Cookies help us deliver our Services. By using our Services, you agree to our use of cookies. Learn More.

The One Thing Fans Are So Happy Isn't In The Haunting Of Bly Manor

Netflix's The Haunting of Bly Manor, the second season of the streamer's renowned horror anthology series created by Mike Flanagan, is loved by both critics and audiences. Based on Henry James' novella The Turn of the Screw, about a governess watching over two young children who begins to think they're being haunted, the show recounts a similar story about governess Dani (Victoria Pedretti), who flees grief from a personal loss with a new job in England.

While it's set in the 1980s, the show is surprisingly modern, for a variety of reasons. Just like the previous installment, The Haunting of Hill House, Bly Manor explores grief and loss in different ways, with the ghosts, dolls, and other hauntings all serving as metaphors for very real hardships. Bly Manor is dark and scary, but at the center of it all is a beautiful love story, one with which fans are obsessed. As viewers break down what makes it so great, there's one thing people are happy isn't in The Haunting of Bly Manor, and it might surprise you.

Warning: Spoilers for The Haunting of Bly Manor are ahead.

There's no bigotry in Bly Manor

Despite the setting and the fact that the central love story is between two women — Dani and the gardener at Bly Manor, Jamie (Amelia Eve) — The Haunting of Bly Manor never resorts to using the stereotypical obstacle of homophobia in the plot. In a Reddit thread, user u/Salty_Place shared why they were so happy this wasn't included, saying, "There are ways to tell diverse stories in period pieces without resorting to bigotry." 

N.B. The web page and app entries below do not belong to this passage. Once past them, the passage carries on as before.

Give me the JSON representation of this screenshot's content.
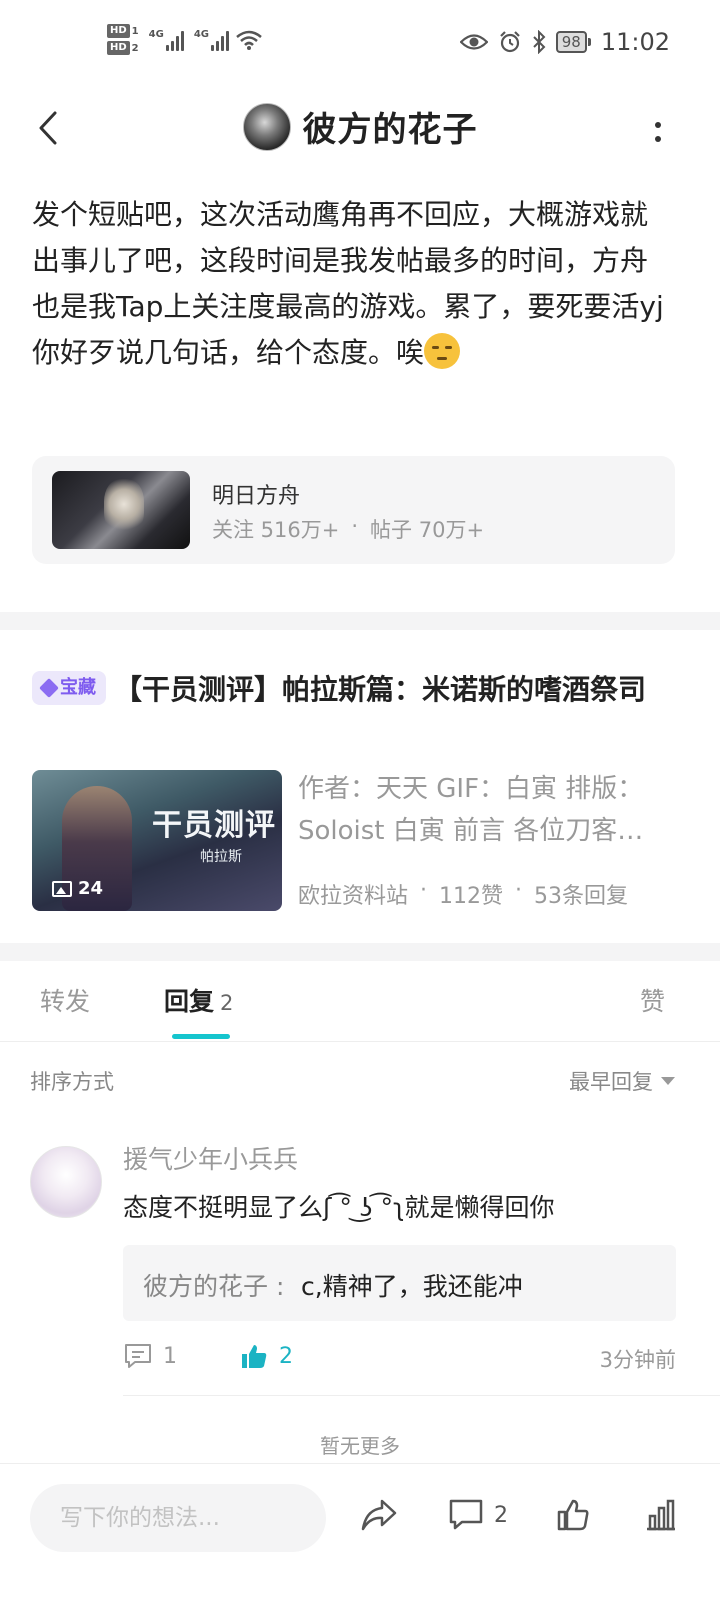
{
  "status_bar": {
    "sim1": "HD",
    "sim1_num": "1",
    "sim2": "HD",
    "sim2_num": "2",
    "net1": "4G",
    "net2": "4G",
    "battery": "98",
    "time": "11:02"
  },
  "header": {
    "username": "彼方的花子"
  },
  "post": {
    "text": "发个短贴吧，这次活动鹰角再不回应，大概游戏就出事儿了吧，这段时间是我发帖最多的时间，方舟也是我Tap上关注度最高的游戏。累了，要死要活yj你好歹说几句话，给个态度。唉",
    "game": {
      "name": "明日方舟",
      "followers": "关注 516万+",
      "sep": "·",
      "posts": "帖子 70万+"
    }
  },
  "linked_article": {
    "badge": "宝藏",
    "title": "【干员测评】帕拉斯篇：米诺斯的嗜酒祭司",
    "image_banner": "干员测评",
    "image_sub": "帕拉斯",
    "image_count": "24",
    "excerpt": "作者：天天 GIF：白寅 排版：Soloist 白寅 前言 各位刀客…",
    "source": "欧拉资料站",
    "likes": "112赞",
    "replies": "53条回复",
    "sep": "·"
  },
  "tabs": {
    "repost": "转发",
    "reply": "回复",
    "reply_count": "2",
    "like": "赞"
  },
  "sort": {
    "label": "排序方式",
    "value": "最早回复"
  },
  "comments": [
    {
      "user": "援气少年小兵兵",
      "text": "态度不挺明显了么ʃ ͡° ͜ʖ ͡°ʅ就是懒得回你",
      "reply_author": "彼方的花子 :",
      "reply_text": "c,精神了，我还能冲",
      "reply_count": "1",
      "like_count": "2",
      "time": "3分钟前"
    }
  ],
  "no_more": "暂无更多",
  "bottom_bar": {
    "input_placeholder": "写下你的想法...",
    "comment_count": "2"
  },
  "colors": {
    "accent": "#15c5ce",
    "badge_purple": "#7e5bef"
  }
}
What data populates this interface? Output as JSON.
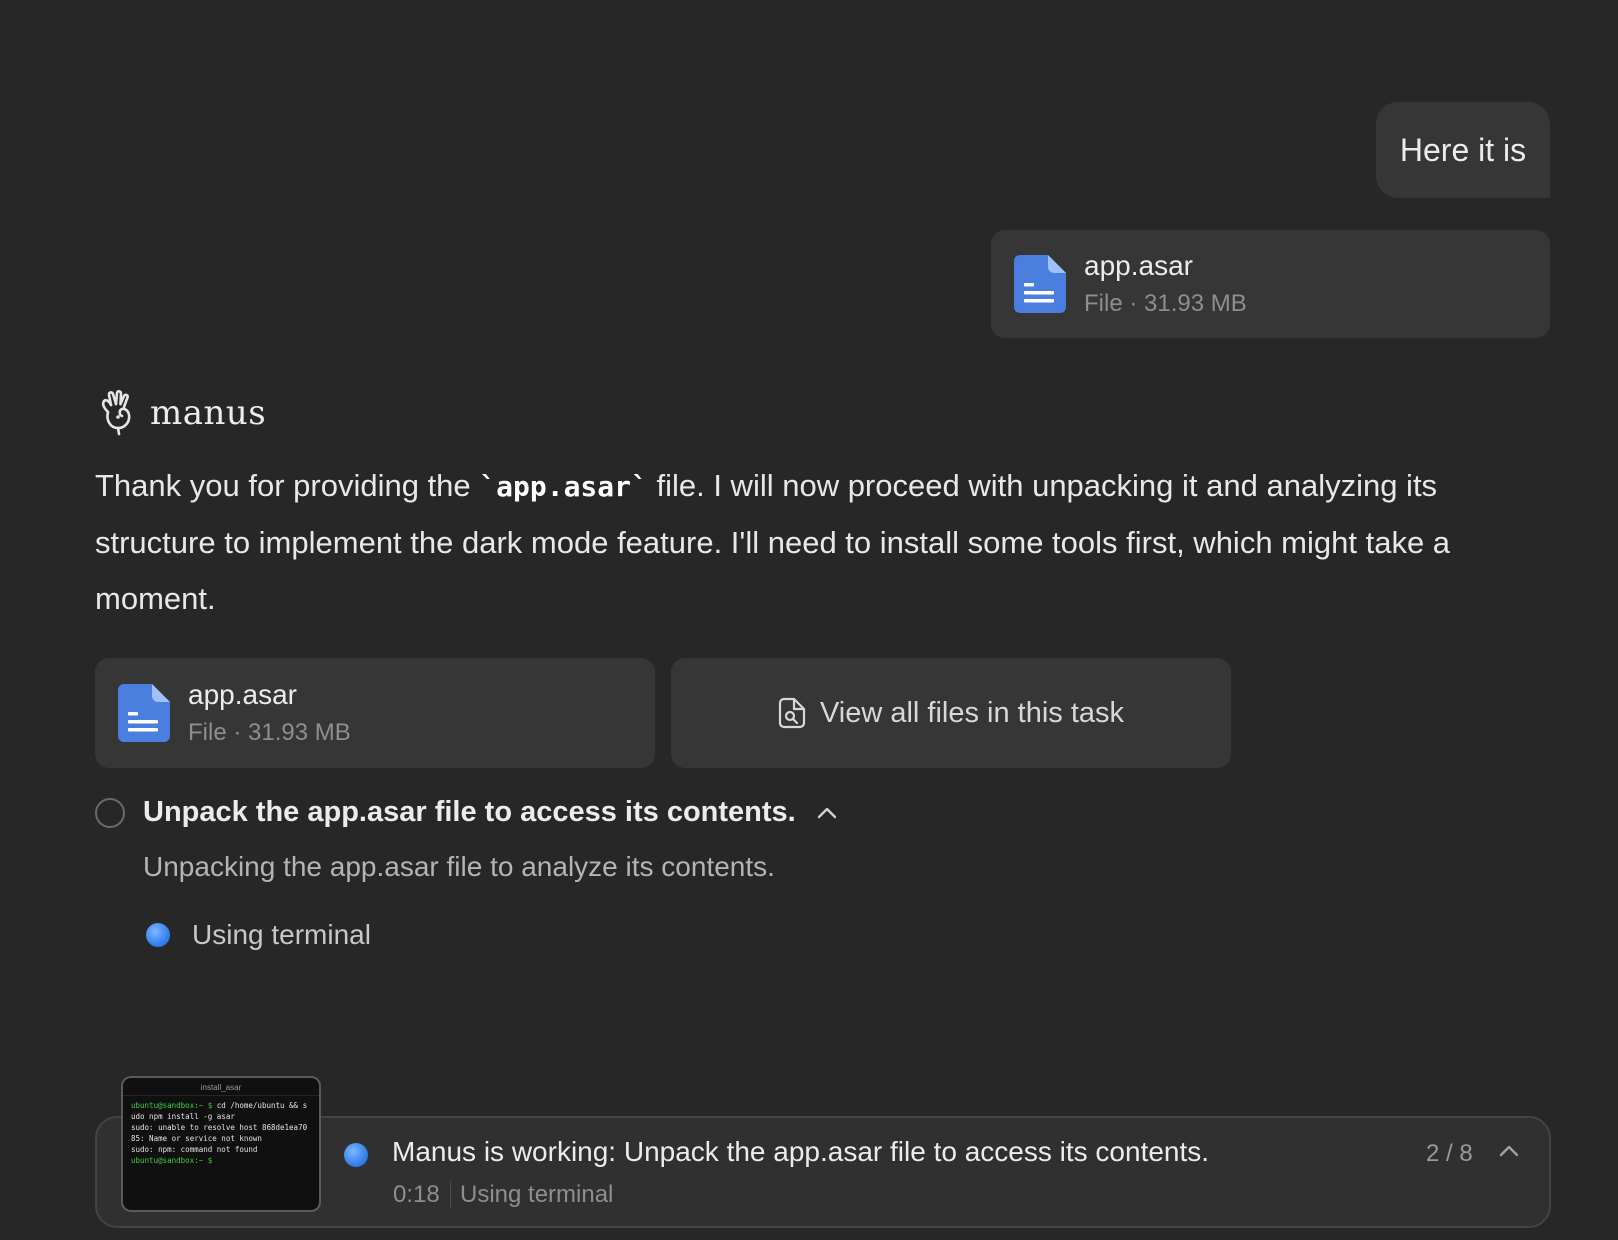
{
  "user_message": {
    "text": "Here it is",
    "attachment": {
      "name": "app.asar",
      "meta": "File · 31.93 MB",
      "icon": "document-icon"
    }
  },
  "assistant": {
    "brand_name": "manus",
    "brand_icon": "manus-hand-icon",
    "message_before": "Thank you for providing the ",
    "message_code": "`app.asar`",
    "message_after": " file. I will now proceed with unpacking it and analyzing its structure to implement the dark mode feature. I'll need to install some tools first, which might take a moment.",
    "attachment": {
      "name": "app.asar",
      "meta": "File · 31.93 MB",
      "icon": "document-icon"
    },
    "view_all_label": "View all files in this task",
    "view_all_icon": "file-search-icon"
  },
  "step": {
    "title": "Unpack the app.asar file to access its contents.",
    "description": "Unpacking the app.asar file to analyze its contents.",
    "tool_label": "Using terminal"
  },
  "status": {
    "thumbnail_title": "install_asar",
    "terminal_lines": [
      {
        "prompt": "ubuntu@sandbox:~ $",
        "text": " cd /home/ubuntu && s"
      },
      {
        "prompt": "",
        "text": "udo npm install -g asar"
      },
      {
        "prompt": "",
        "text": "sudo: unable to resolve host 868de1ea70"
      },
      {
        "prompt": "",
        "text": "85: Name or service not known"
      },
      {
        "prompt": "",
        "text": "sudo: npm: command not found"
      },
      {
        "prompt": "ubuntu@sandbox:~ $",
        "text": ""
      }
    ],
    "title": "Manus is working: Unpack the app.asar file to access its contents.",
    "elapsed": "0:18",
    "tool": "Using terminal",
    "progress": "2 / 8"
  },
  "colors": {
    "background": "#272727",
    "card": "#363636",
    "file_icon": "#4a7fe0",
    "active_dot": "#3b86f0"
  }
}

The show doesn't outright mention sexuality — or race — in any regard. Commending this fact, u/Salty_Place said, "I hate to say I was slightly surprised, but I was." Even when there are flashbacks of Dani coming to terms with her sexuality, her main issue is dealing with her relationship with Edmund O'Mara (Roby Attal), her ex-fiancé who was killed after being hit by a truck.

It's clear that many other fans agree. U/Brandamn3000 commented that "it's like they took a page out of the Schitt's Creek book of how to write minorities." Many others spoke about how the show doesn't feel the need to justify these choices, both within the story and to viewers. In fact, the queer love story was a complete surprise to audiences, with no word of it before Bly Manor premiered. In the story, the first meeting between Dani and Jamie is just as subtle, and the show alludes to the naturalness of their relationship. They don't even introduce themselves to one another, with Jamie treating Dani "as if she'd always been there," and Dani feeling the same instant connection.

Period pieces usually explore similarly diverse stories through prejudice

While Dani and Jamie's love story is definitely the centerpiece of Bly Manor, the main cast is quite diverse: London-born British-Indian actor Rahul Kohli plays Owen Sharma, and two British actresses of color, T'Nia Miller and Tahirah Sharif, portray Hannah Grose and Rebecca Jessel, respectively. Just like with homophobia, Bly Manor could've easily resorted to including racism and prejudice as central aspects of its storyline, but it didn't. 

On Reddit, u/Salty_Place referenced the troubled character of Peter Quint (Oliver Jackson-Cohen), who does quite a few bad things throughout the season. No matter how dark he got, however, Peter never once utilized cliché prejudices to attack the other characters. One of the only similar topics Bly Manor explores is classism, mainly through the differences in experiences and social standing between characters like Peter and Henry Wingrave (Henry Thomas), the wealthy uncle of the two children Dani looks after. 

In a story about people and ghosts stuck in a massive manor, it makes perfect sense that there would be a separation between the characters and the outside world, along with all of its stereotypical issues. Even though it's well-known that racism, homophobia, and other prejudices were rampant in the '80s — and unfortunately carry on today — just because characters are queer or of color doesn't mean prejudices against those characteristics must be a defining part of their story. The Haunting of Bly Manor proves that.